The scheduling and forecasting has to be done on a pooling substation basis, which will often have turbines with multiple owners. The task of ‘de-pooling’ so that the settlement of charges can be done appropriately amongst all the owners within the wind farm will also be a challenging one. The data flow diagram for a typical forecasting mechanism can be explained below:
What is the status of implementing RRF?
The most recent pronouncement from CERC required RRF to be operational from July 1, 2013. However, based on our on-ground experience several challenges remain:
Project level – the level of accuracy achieved by various projects that have done trials leaves a lot to be desired. In such a scenario, projects may immediately face financial obligations
Infrastructure level – challenges remain in preparedness at all levels – at the coordinating agency and at some SLDCs in terms of preparedness. Various wind farms also have multiple owners, and de-pooling and the relevant reporting and contractual requirements are not yet in place in the majority of cases.
Clarity in regulations – CERC order of Jan 2013 stated as follows:“
We direct the staff of thee Commission to initiate the process for necessary amendments to the Grid Code in the light our decisions given in this Order. We direct NLDC to align the “Procedures for implementation of the mechanism of Renewable Regulatory Fund”” in accordance with our above directions and put up thee revised Procedures for approval of the Commission expeditiously. All concerned agencies are directed to gear up for implementation of the RRF mechanism w.e.f. 1.7.2013.
Pooling stations are to be regarded as “building blocks” as per recent order. Applicability of RRF is on pooling stations commissioned after May 3rd 2010. In case a pooling station was commissioned (say) 20 years back and two new feeders have been connected to the same after May 3rd 2010. Will the new feeders be eligible for participating in RRF mechanism?
At present, there is nothing strongly mentioned to address his particular issue as per current orders and same needs clarity as far as the operationability is concerned.

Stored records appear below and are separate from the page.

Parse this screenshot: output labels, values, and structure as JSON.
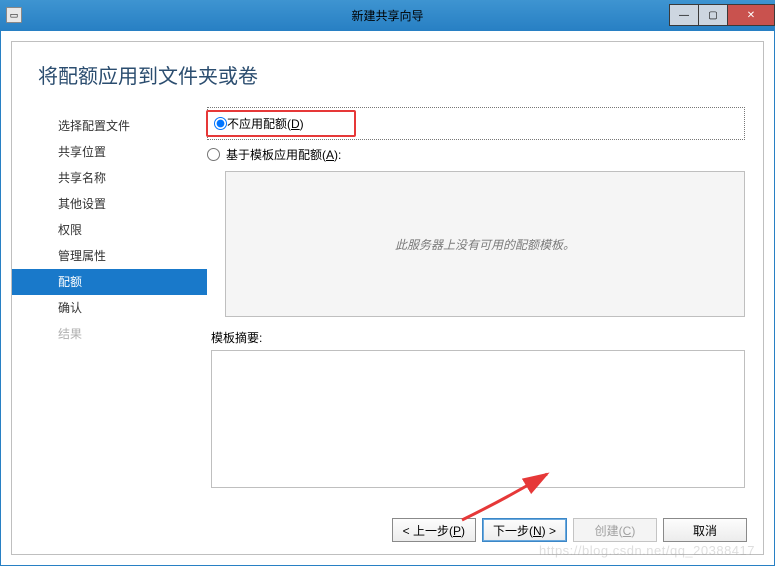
{
  "titlebar": {
    "title": "新建共享向导"
  },
  "page": {
    "heading": "将配额应用到文件夹或卷"
  },
  "sidebar": {
    "items": [
      {
        "label": "选择配置文件",
        "state": "normal"
      },
      {
        "label": "共享位置",
        "state": "normal"
      },
      {
        "label": "共享名称",
        "state": "normal"
      },
      {
        "label": "其他设置",
        "state": "normal"
      },
      {
        "label": "权限",
        "state": "normal"
      },
      {
        "label": "管理属性",
        "state": "normal"
      },
      {
        "label": "配额",
        "state": "selected"
      },
      {
        "label": "确认",
        "state": "normal"
      },
      {
        "label": "结果",
        "state": "disabled"
      }
    ]
  },
  "options": {
    "no_quota_prefix": "不应用配额(",
    "no_quota_key": "D",
    "no_quota_suffix": ")",
    "template_prefix": "基于模板应用配额(",
    "template_key": "A",
    "template_suffix": "):",
    "selected": "no_quota"
  },
  "template_panel": {
    "empty_message": "此服务器上没有可用的配额模板。"
  },
  "summary": {
    "label": "模板摘要:"
  },
  "buttons": {
    "prev_prefix": "< 上一步(",
    "prev_key": "P",
    "prev_suffix": ")",
    "next_prefix": "下一步(",
    "next_key": "N",
    "next_suffix": ") >",
    "create_prefix": "创建(",
    "create_key": "C",
    "create_suffix": ")",
    "cancel": "取消"
  },
  "watermark": "https://blog.csdn.net/qq_20388417"
}
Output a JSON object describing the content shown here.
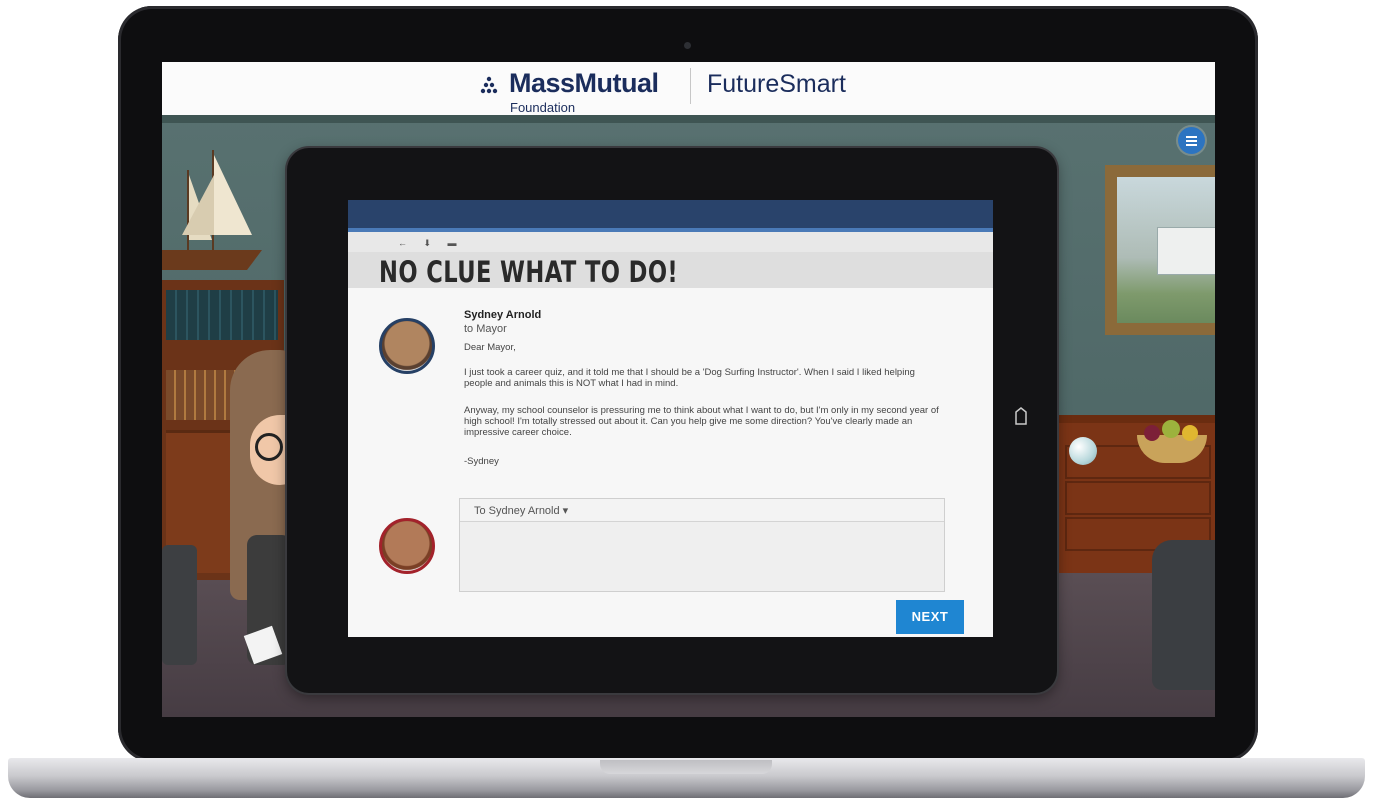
{
  "header": {
    "brand_name": "MassMutual",
    "brand_sub": "Foundation",
    "product_name": "FutureSmart"
  },
  "menu": {
    "icon": "hamburger-menu-icon"
  },
  "message": {
    "title": "NO CLUE WHAT TO DO!",
    "toolbar_icons": "← ⬇ ▬",
    "sender_name": "Sydney Arnold",
    "recipient": "to Mayor",
    "greeting": "Dear Mayor,",
    "paragraph1": "I just took a career quiz, and it told me that I should be a 'Dog Surfing Instructor'. When I said I liked helping people and animals this is NOT what I had in mind.",
    "paragraph2": "Anyway, my school counselor is pressuring me to think about what I want to do, but I'm only in my second year of high school! I'm totally stressed out about it. Can you help give me some direction? You've clearly made an impressive career choice.",
    "signoff": "-Sydney"
  },
  "reply": {
    "to_label": "To Sydney Arnold ▾",
    "body": ""
  },
  "actions": {
    "next_label": "NEXT"
  },
  "colors": {
    "brand_navy": "#1b2d5c",
    "next_button": "#1f86d2",
    "app_topbar": "#29436b",
    "menu_button": "#2c74c1"
  }
}
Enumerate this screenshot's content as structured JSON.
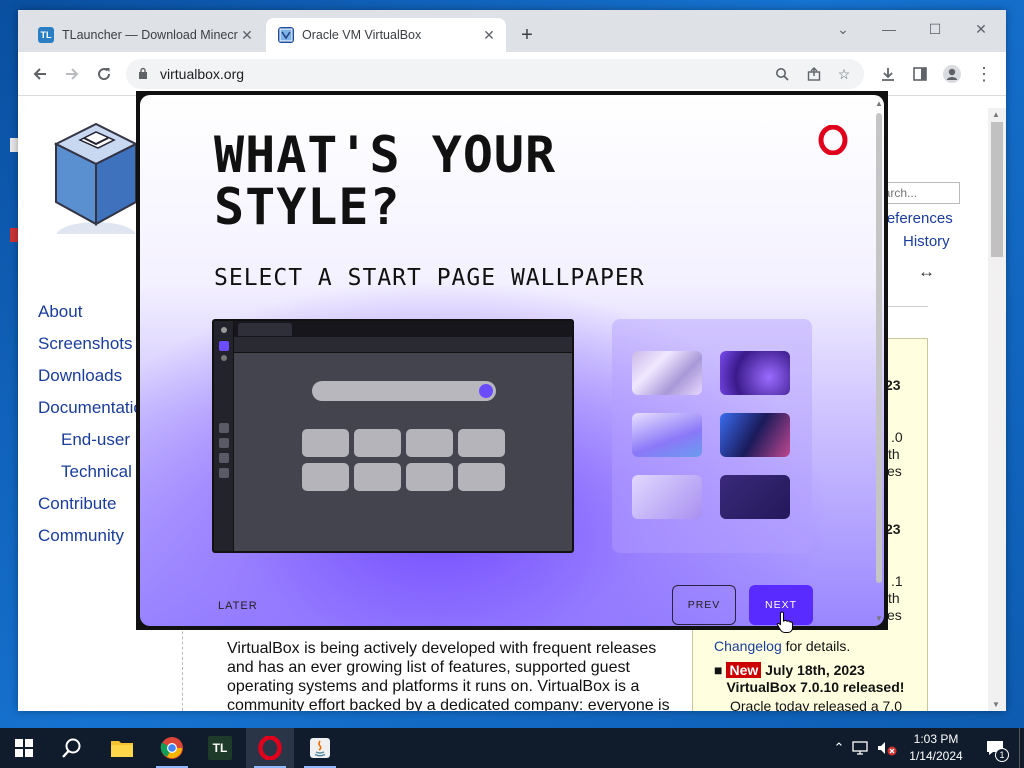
{
  "browser": {
    "tabs": [
      {
        "title": "TLauncher — Download Minecraft",
        "favicon": "TL"
      },
      {
        "title": "Oracle VM VirtualBox",
        "favicon": "VB"
      }
    ],
    "url": "virtualbox.org",
    "accent": "#1a73e8"
  },
  "virtualbox": {
    "nav": [
      "About",
      "Screenshots",
      "Downloads",
      "Documentation",
      "End-user",
      "Technical",
      "Contribute",
      "Community"
    ],
    "search_placeholder": "Search...",
    "right_links": [
      "References",
      "History"
    ],
    "news_fragments": [
      "23",
      ".0",
      "th",
      "es",
      "23",
      ".1",
      "th",
      "es"
    ],
    "changelog_link": "Changelog",
    "changelog_suffix": " for details.",
    "news_badge": "New",
    "news_headline": "July 18th, 2023 VirtualBox 7.0.10 released!",
    "news_tail": "Oracle today released a 7.0",
    "body_text": "VirtualBox is being actively developed with frequent releases and has an ever growing list of features, supported guest operating systems and platforms it runs on. VirtualBox is a community effort backed by a dedicated company: everyone is encouraged to contribute"
  },
  "opera_dialog": {
    "title": "WHAT'S YOUR STYLE?",
    "subtitle": "SELECT A START PAGE WALLPAPER",
    "later_label": "LATER",
    "prev_label": "PREV",
    "next_label": "NEXT",
    "accent": "#5a2bff",
    "brand_color": "#e0001b"
  },
  "taskbar": {
    "apps": [
      "windows-start",
      "search",
      "file-explorer",
      "chrome",
      "tlauncher",
      "opera",
      "java"
    ],
    "time": "1:03 PM",
    "date": "1/14/2024",
    "notification_count": "1"
  }
}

For full details of requirements under RRF and services offered in RRF management by REConnect, please contact us at email@example.com.